A little further on, I met a farmer releasing his sheep onto the hillside. We had a chat for about ten minutes, then I was on my way again.
The lower part of Glen Mark is less interesting, although still pleasant. The track made for good progress. At the junction with the road, I bumped into Norman Reeves (or Stormin’ Norman as he is known). He was suffering a bit, so after a quick chat, I stepped on the accelerator and pushed on ahead.
The distinctive monument on the Hill of Rowen, suggested that I didn’t have far to go. I overtook some other Challengers and soon I was in Tarfside. I decided to pitch my tent before visiting St Drostan’s.
I was surprised how few tents were on the field, but it was quite early.

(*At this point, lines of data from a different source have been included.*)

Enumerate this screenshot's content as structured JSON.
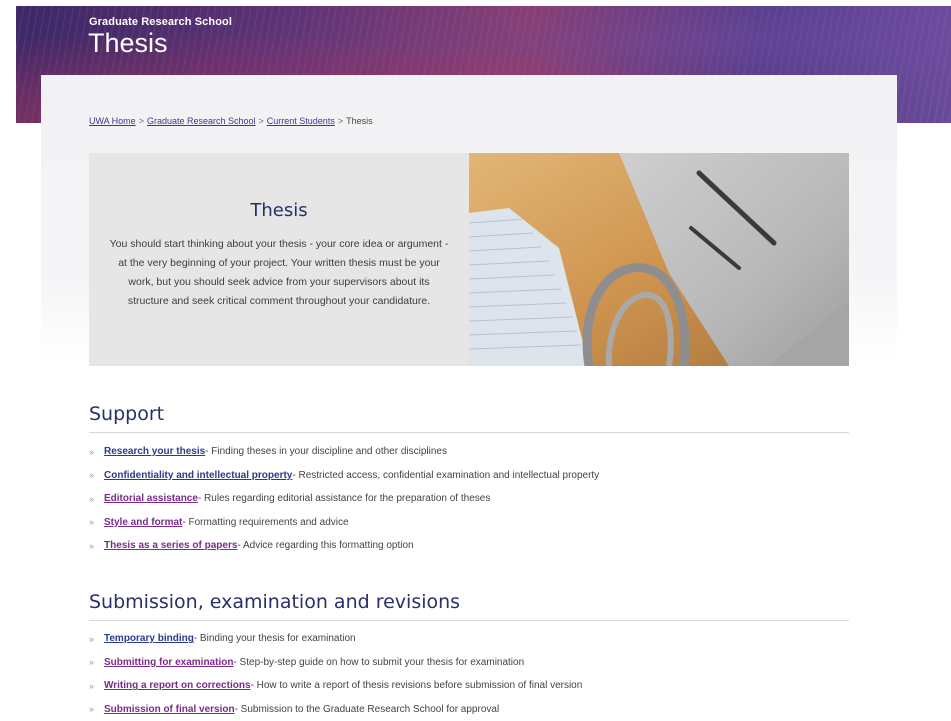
{
  "header": {
    "site_name": "Graduate Research School",
    "page_title": "Thesis"
  },
  "breadcrumb": [
    {
      "label": "UWA Home",
      "link": true
    },
    {
      "label": "Graduate Research School",
      "link": true
    },
    {
      "label": "Current Students",
      "link": true
    },
    {
      "label": "Thesis",
      "link": false
    }
  ],
  "breadcrumb_separator": ">",
  "hero": {
    "title": "Thesis",
    "body": "You should start thinking about your thesis - your core idea or argument - at the very beginning of your project. Your written thesis must be your work, but you should seek advice from your supervisors about its structure and seek critical comment throughout your candidature."
  },
  "list_bullet": "»",
  "sections": [
    {
      "title": "Support",
      "items": [
        {
          "link": "Research your thesis",
          "desc": " - Finding theses in your discipline and other disciplines"
        },
        {
          "link": "Confidentiality and intellectual property",
          "desc": " - Restricted access, confidential examination and intellectual property"
        },
        {
          "link": "Editorial assistance",
          "desc": " - Rules regarding editorial assistance for the preparation of theses"
        },
        {
          "link": "Style and format",
          "desc": " - Formatting requirements and advice"
        },
        {
          "link": "Thesis as a series of papers",
          "desc": " - Advice regarding this formatting option"
        }
      ]
    },
    {
      "title": "Submission, examination and revisions",
      "items": [
        {
          "link": "Temporary binding",
          "desc": " - Binding your thesis for examination"
        },
        {
          "link": "Submitting for examination",
          "desc": " - Step-by-step guide on how to submit your thesis for examination"
        },
        {
          "link": "Writing a report on corrections",
          "desc": " - How to write a report of thesis revisions before submission of final version"
        },
        {
          "link": "Submission of final version",
          "desc": " - Submission to the Graduate Research School for approval"
        }
      ]
    }
  ],
  "colors": {
    "heading_navy": "#27306b",
    "link_purple": "#7b2b8c",
    "link_blue": "#2a3a8c",
    "banner_purple": "#5d3070"
  }
}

I pitched my tent down near the river, as I though it was bit more secluded and I was less likely to be disturbed any any snoring.
After pitching, I spotted Andy Walker. So much for Alan and team not visiting Trafside this year! I went to the hostel and pigged on two bacon buns, cake and tea. I chatted to several other Challengers including David and Margaret Brocklehurst. The Tarfside team did us proud. Outside, I had a chat to Vicky and Toby Grace who I “knew” through Twitter.

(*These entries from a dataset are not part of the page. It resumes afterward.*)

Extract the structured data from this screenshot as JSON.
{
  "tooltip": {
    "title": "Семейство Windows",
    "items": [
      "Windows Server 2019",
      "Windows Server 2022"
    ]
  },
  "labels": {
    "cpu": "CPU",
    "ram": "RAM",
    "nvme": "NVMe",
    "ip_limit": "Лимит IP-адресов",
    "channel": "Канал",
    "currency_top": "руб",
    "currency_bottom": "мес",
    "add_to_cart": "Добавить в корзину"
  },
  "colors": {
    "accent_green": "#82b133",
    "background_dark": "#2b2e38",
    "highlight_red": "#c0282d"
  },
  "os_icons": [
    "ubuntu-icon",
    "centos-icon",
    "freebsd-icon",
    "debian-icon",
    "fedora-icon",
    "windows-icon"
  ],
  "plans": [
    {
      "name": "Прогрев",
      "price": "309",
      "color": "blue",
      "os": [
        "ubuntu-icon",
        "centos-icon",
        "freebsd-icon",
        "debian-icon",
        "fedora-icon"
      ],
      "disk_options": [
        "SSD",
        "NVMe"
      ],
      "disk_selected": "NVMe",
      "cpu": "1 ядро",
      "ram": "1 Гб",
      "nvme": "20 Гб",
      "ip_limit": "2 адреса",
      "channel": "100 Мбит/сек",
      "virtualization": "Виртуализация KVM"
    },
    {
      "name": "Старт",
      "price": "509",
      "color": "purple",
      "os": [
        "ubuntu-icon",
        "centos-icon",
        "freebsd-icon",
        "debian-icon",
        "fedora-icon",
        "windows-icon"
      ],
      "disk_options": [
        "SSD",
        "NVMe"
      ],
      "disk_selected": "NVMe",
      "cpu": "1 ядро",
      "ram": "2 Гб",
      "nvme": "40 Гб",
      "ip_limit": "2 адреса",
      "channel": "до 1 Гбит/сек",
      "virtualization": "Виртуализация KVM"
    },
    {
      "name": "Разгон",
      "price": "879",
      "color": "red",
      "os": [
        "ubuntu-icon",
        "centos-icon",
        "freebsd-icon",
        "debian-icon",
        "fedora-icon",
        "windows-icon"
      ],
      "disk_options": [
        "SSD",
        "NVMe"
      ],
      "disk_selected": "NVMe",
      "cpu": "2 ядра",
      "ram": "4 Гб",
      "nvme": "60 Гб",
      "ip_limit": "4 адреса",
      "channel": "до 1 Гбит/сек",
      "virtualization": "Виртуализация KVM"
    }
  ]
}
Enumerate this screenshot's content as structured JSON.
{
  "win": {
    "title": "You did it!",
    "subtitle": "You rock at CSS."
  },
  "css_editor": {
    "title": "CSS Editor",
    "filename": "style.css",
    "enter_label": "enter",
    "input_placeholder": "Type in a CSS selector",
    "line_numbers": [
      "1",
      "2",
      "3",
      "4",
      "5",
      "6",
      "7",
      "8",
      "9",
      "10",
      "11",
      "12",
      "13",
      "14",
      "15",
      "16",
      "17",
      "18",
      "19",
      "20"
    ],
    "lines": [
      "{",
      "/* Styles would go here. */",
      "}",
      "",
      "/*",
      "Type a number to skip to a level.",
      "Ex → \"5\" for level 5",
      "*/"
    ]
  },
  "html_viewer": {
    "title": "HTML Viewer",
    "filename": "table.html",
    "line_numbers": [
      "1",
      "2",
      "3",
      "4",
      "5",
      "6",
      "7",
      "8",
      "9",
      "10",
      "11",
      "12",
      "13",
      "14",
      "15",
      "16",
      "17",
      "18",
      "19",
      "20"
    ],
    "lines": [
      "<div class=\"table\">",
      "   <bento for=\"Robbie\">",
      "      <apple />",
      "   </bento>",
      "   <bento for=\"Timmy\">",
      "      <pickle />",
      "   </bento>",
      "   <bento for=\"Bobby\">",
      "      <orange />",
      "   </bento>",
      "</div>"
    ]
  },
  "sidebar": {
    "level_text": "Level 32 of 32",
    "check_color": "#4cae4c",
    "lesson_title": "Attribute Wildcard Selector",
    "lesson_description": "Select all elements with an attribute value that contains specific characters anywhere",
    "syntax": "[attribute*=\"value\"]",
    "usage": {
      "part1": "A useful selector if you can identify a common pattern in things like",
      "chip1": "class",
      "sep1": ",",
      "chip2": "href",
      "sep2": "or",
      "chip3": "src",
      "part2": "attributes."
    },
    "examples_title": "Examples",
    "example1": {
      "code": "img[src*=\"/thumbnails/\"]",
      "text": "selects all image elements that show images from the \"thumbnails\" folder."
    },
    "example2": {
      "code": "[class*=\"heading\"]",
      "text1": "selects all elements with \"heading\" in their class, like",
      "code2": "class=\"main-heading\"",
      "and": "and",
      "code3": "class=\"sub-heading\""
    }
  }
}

Back at the camp site, I saw David Hale and Ray Disson. I caught up with their news. By now the field was filling with tents and I was glad that I had chosen a more secluded spot. Back at my tent, Peter Dixon and Lee Taylor wandered over to introduce themselves. They too were people I had been in contact with through Twitter.
At around six o’clock, a car pulled up and someone from The Retreat arrived to take food orders for delivery to the camp site. This was an opportunity not to be missed! I ordered a burger (!) and chips. About half an hour later it arrived and I sat down with Dave and Ray on the grassy bank next to Dave’s tent for a scoff.
After a brief respite, it was on to the Mason’s for a drink with Ray, Vicky & Toby, Dave and John & Sue Tattersall. Then Alan Sloman walked in with some half baked excuse about hurting his knee and having to change his route. After a while, Ray and I left the hardened drinkers to it and retired to our respective tents.
I really enjoyed Mount Keen. It was a shame there were no views at the very the top. I wasn’t sure what to expect at Tarfside. I’m not one for crowds. However, I enjoyed the atmosphere and the camaraderie. St. Drostan’s and the Mason’s were good fun. As with all the Challenge, everyone I met was very friendly. It was a really good day, perhaps tinged with a little sadness as the end was drawing near.